## Exercise brief
Give the entries again, precisely as they were written.

[Items from a data source]

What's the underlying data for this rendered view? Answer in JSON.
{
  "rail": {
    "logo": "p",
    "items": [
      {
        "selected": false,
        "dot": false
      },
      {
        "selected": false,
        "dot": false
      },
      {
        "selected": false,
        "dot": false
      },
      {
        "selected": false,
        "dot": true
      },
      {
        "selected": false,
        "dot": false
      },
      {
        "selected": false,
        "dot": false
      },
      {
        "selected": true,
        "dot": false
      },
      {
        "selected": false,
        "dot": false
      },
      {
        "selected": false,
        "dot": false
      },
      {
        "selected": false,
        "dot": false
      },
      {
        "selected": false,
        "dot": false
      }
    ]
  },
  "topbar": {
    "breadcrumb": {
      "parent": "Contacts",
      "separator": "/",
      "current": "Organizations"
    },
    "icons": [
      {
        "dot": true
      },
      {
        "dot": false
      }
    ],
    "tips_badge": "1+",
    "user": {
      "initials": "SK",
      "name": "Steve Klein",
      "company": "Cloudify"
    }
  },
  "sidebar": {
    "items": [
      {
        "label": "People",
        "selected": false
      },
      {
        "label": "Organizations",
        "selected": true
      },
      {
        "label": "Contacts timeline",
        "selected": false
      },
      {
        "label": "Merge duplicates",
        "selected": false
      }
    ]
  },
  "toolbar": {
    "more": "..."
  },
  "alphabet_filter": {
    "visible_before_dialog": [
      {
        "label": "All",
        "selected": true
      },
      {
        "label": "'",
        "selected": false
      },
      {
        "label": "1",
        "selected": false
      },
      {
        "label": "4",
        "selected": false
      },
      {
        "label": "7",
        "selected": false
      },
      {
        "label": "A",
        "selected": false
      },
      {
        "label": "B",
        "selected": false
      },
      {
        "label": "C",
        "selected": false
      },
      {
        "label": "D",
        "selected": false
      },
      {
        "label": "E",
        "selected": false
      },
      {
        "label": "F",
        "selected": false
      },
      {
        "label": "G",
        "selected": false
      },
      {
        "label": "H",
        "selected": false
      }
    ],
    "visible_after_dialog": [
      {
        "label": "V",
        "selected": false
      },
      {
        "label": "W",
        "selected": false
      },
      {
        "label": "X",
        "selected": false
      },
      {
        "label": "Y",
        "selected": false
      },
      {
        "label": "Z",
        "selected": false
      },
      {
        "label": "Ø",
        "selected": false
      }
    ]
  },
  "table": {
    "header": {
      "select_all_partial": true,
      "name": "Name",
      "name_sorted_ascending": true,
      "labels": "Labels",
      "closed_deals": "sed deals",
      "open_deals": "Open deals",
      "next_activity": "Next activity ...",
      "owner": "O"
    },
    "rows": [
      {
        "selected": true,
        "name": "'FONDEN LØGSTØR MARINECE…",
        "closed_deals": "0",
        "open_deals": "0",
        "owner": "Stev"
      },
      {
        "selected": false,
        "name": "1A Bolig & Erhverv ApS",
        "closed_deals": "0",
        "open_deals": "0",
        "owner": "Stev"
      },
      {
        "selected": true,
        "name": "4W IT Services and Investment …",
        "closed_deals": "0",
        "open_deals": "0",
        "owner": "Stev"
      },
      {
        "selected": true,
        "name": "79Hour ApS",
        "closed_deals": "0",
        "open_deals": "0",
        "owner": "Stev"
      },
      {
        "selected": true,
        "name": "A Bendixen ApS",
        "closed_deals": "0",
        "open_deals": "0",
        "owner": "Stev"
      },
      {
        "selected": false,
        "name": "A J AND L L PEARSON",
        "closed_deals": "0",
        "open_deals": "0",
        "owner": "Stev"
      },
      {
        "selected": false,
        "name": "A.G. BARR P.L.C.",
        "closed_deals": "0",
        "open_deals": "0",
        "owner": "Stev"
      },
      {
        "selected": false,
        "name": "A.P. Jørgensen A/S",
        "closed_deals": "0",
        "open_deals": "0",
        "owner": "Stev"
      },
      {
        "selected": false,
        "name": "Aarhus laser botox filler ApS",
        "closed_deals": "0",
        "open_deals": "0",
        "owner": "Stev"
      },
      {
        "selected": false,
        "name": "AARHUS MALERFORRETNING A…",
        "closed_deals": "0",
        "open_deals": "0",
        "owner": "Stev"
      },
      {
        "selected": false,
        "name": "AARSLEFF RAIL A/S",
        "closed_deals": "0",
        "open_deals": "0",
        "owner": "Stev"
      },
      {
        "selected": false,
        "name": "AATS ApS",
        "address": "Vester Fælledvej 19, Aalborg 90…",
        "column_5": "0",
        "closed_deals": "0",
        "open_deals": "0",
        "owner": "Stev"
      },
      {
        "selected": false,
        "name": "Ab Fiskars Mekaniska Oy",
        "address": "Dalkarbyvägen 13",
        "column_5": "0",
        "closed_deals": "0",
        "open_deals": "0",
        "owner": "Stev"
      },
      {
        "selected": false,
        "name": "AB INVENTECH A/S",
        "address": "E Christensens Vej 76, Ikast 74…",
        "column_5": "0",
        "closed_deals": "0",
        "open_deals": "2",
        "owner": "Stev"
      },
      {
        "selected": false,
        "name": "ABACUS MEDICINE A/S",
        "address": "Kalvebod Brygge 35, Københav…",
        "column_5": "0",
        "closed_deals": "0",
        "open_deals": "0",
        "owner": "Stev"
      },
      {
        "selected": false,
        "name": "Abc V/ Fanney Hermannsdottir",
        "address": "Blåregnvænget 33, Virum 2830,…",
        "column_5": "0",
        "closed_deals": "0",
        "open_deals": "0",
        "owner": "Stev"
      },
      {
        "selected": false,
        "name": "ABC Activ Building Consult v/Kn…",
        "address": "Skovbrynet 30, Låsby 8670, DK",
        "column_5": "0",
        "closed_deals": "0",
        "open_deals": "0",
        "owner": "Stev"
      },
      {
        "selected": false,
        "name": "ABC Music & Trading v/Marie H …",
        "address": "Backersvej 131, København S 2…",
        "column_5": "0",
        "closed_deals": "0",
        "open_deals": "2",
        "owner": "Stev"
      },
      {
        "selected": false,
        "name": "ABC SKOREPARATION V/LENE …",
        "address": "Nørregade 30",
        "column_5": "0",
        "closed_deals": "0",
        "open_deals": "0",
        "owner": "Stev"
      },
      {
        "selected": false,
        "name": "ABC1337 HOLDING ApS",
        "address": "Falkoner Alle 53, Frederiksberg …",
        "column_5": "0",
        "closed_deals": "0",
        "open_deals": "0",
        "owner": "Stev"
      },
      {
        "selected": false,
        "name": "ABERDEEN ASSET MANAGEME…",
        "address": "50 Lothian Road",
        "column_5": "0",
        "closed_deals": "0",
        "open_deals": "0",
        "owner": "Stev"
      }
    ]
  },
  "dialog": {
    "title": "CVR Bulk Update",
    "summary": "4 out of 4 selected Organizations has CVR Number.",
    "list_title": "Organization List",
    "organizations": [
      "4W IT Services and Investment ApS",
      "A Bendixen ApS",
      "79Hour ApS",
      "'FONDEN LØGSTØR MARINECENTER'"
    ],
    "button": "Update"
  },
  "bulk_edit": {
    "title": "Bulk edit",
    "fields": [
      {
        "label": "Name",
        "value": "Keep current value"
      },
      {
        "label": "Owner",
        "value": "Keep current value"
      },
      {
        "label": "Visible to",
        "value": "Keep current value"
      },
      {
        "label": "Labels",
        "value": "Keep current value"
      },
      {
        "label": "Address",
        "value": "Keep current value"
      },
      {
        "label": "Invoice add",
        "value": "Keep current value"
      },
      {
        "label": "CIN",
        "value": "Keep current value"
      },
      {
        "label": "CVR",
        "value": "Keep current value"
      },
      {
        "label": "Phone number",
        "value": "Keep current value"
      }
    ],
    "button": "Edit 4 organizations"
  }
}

## Response area
What's the underlying data for this rendered view? Answer in JSON.
{
  "rail": {
    "logo": "p",
    "items": [
      {
        "selected": false,
        "dot": false
      },
      {
        "selected": false,
        "dot": false
      },
      {
        "selected": false,
        "dot": false
      },
      {
        "selected": false,
        "dot": true
      },
      {
        "selected": false,
        "dot": false
      },
      {
        "selected": false,
        "dot": false
      },
      {
        "selected": true,
        "dot": false
      },
      {
        "selected": false,
        "dot": false
      },
      {
        "selected": false,
        "dot": false
      },
      {
        "selected": false,
        "dot": false
      },
      {
        "selected": false,
        "dot": false
      }
    ]
  },
  "topbar": {
    "breadcrumb": {
      "parent": "Contacts",
      "separator": "/",
      "current": "Organizations"
    },
    "icons": [
      {
        "dot": true
      },
      {
        "dot": false
      }
    ],
    "tips_badge": "1+",
    "user": {
      "initials": "SK",
      "name": "Steve Klein",
      "company": "Cloudify"
    }
  },
  "sidebar": {
    "items": [
      {
        "label": "People",
        "selected": false
      },
      {
        "label": "Organizations",
        "selected": true
      },
      {
        "label": "Contacts timeline",
        "selected": false
      },
      {
        "label": "Merge duplicates",
        "selected": false
      }
    ]
  },
  "toolbar": {
    "more": "..."
  },
  "alphabet_filter": {
    "visible_before_dialog": [
      {
        "label": "All",
        "selected": true
      },
      {
        "label": "'",
        "selected": false
      },
      {
        "label": "1",
        "selected": false
      },
      {
        "label": "4",
        "selected": false
      },
      {
        "label": "7",
        "selected": false
      },
      {
        "label": "A",
        "selected": false
      },
      {
        "label": "B",
        "selected": false
      },
      {
        "label": "C",
        "selected": false
      },
      {
        "label": "D",
        "selected": false
      },
      {
        "label": "E",
        "selected": false
      },
      {
        "label": "F",
        "selected": false
      },
      {
        "label": "G",
        "selected": false
      },
      {
        "label": "H",
        "selected": false
      }
    ],
    "visible_after_dialog": [
      {
        "label": "V",
        "selected": false
      },
      {
        "label": "W",
        "selected": false
      },
      {
        "label": "X",
        "selected": false
      },
      {
        "label": "Y",
        "selected": false
      },
      {
        "label": "Z",
        "selected": false
      },
      {
        "label": "Ø",
        "selected": false
      }
    ]
  },
  "table": {
    "header": {
      "select_all_partial": true,
      "name": "Name",
      "name_sorted_ascending": true,
      "labels": "Labels",
      "closed_deals": "sed deals",
      "open_deals": "Open deals",
      "next_activity": "Next activity ...",
      "owner": "O"
    },
    "rows": [
      {
        "selected": true,
        "name": "'FONDEN LØGSTØR MARINECE…",
        "closed_deals": "0",
        "open_deals": "0",
        "owner": "Stev"
      },
      {
        "selected": false,
        "name": "1A Bolig & Erhverv ApS",
        "closed_deals": "0",
        "open_deals": "0",
        "owner": "Stev"
      },
      {
        "selected": true,
        "name": "4W IT Services and Investment …",
        "closed_deals": "0",
        "open_deals": "0",
        "owner": "Stev"
      },
      {
        "selected": true,
        "name": "79Hour ApS",
        "closed_deals": "0",
        "open_deals": "0",
        "owner": "Stev"
      },
      {
        "selected": true,
        "name": "A Bendixen ApS",
        "closed_deals": "0",
        "open_deals": "0",
        "owner": "Stev"
      },
      {
        "selected": false,
        "name": "A J AND L L PEARSON",
        "closed_deals": "0",
        "open_deals": "0",
        "owner": "Stev"
      },
      {
        "selected": false,
        "name": "A.G. BARR P.L.C.",
        "closed_deals": "0",
        "open_deals": "0",
        "owner": "Stev"
      },
      {
        "selected": false,
        "name": "A.P. Jørgensen A/S",
        "closed_deals": "0",
        "open_deals": "0",
        "owner": "Stev"
      },
      {
        "selected": false,
        "name": "Aarhus laser botox filler ApS",
        "closed_deals": "0",
        "open_deals": "0",
        "owner": "Stev"
      },
      {
        "selected": false,
        "name": "AARHUS MALERFORRETNING A…",
        "closed_deals": "0",
        "open_deals": "0",
        "owner": "Stev"
      },
      {
        "selected": false,
        "name": "AARSLEFF RAIL A/S",
        "closed_deals": "0",
        "open_deals": "0",
        "owner": "Stev"
      },
      {
        "selected": false,
        "name": "AATS ApS",
        "address": "Vester Fælledvej 19, Aalborg 90…",
        "column_5": "0",
        "closed_deals": "0",
        "open_deals": "0",
        "owner": "Stev"
      },
      {
        "selected": false,
        "name": "Ab Fiskars Mekaniska Oy",
        "address": "Dalkarbyvägen 13",
        "column_5": "0",
        "closed_deals": "0",
        "open_deals": "0",
        "owner": "Stev"
      },
      {
        "selected": false,
        "name": "AB INVENTECH A/S",
        "address": "E Christensens Vej 76, Ikast 74…",
        "column_5": "0",
        "closed_deals": "0",
        "open_deals": "2",
        "owner": "Stev"
      },
      {
        "selected": false,
        "name": "ABACUS MEDICINE A/S",
        "address": "Kalvebod Brygge 35, Københav…",
        "column_5": "0",
        "closed_deals": "0",
        "open_deals": "0",
        "owner": "Stev"
      },
      {
        "selected": false,
        "name": "Abc V/ Fanney Hermannsdottir",
        "address": "Blåregnvænget 33, Virum 2830,…",
        "column_5": "0",
        "closed_deals": "0",
        "open_deals": "0",
        "owner": "Stev"
      },
      {
        "selected": false,
        "name": "ABC Activ Building Consult v/Kn…",
        "address": "Skovbrynet 30, Låsby 8670, DK",
        "column_5": "0",
        "closed_deals": "0",
        "open_deals": "0",
        "owner": "Stev"
      },
      {
        "selected": false,
        "name": "ABC Music & Trading v/Marie H …",
        "address": "Backersvej 131, København S 2…",
        "column_5": "0",
        "closed_deals": "0",
        "open_deals": "2",
        "owner": "Stev"
      },
      {
        "selected": false,
        "name": "ABC SKOREPARATION V/LENE …",
        "address": "Nørregade 30",
        "column_5": "0",
        "closed_deals": "0",
        "open_deals": "0",
        "owner": "Stev"
      },
      {
        "selected": false,
        "name": "ABC1337 HOLDING ApS",
        "address": "Falkoner Alle 53, Frederiksberg …",
        "column_5": "0",
        "closed_deals": "0",
        "open_deals": "0",
        "owner": "Stev"
      },
      {
        "selected": false,
        "name": "ABERDEEN ASSET MANAGEME…",
        "address": "50 Lothian Road",
        "column_5": "0",
        "closed_deals": "0",
        "open_deals": "0",
        "owner": "Stev"
      }
    ]
  },
  "dialog": {
    "title": "CVR Bulk Update",
    "summary": "4 out of 4 selected Organizations has CVR Number.",
    "list_title": "Organization List",
    "organizations": [
      "4W IT Services and Investment ApS",
      "A Bendixen ApS",
      "79Hour ApS",
      "'FONDEN LØGSTØR MARINECENTER'"
    ],
    "button": "Update"
  },
  "bulk_edit": {
    "title": "Bulk edit",
    "fields": [
      {
        "label": "Name",
        "value": "Keep current value"
      },
      {
        "label": "Owner",
        "value": "Keep current value"
      },
      {
        "label": "Visible to",
        "value": "Keep current value"
      },
      {
        "label": "Labels",
        "value": "Keep current value"
      },
      {
        "label": "Address",
        "value": "Keep current value"
      },
      {
        "label": "Invoice add",
        "value": "Keep current value"
      },
      {
        "label": "CIN",
        "value": "Keep current value"
      },
      {
        "label": "CVR",
        "value": "Keep current value"
      },
      {
        "label": "Phone number",
        "value": "Keep current value"
      }
    ],
    "button": "Edit 4 organizations"
  }
}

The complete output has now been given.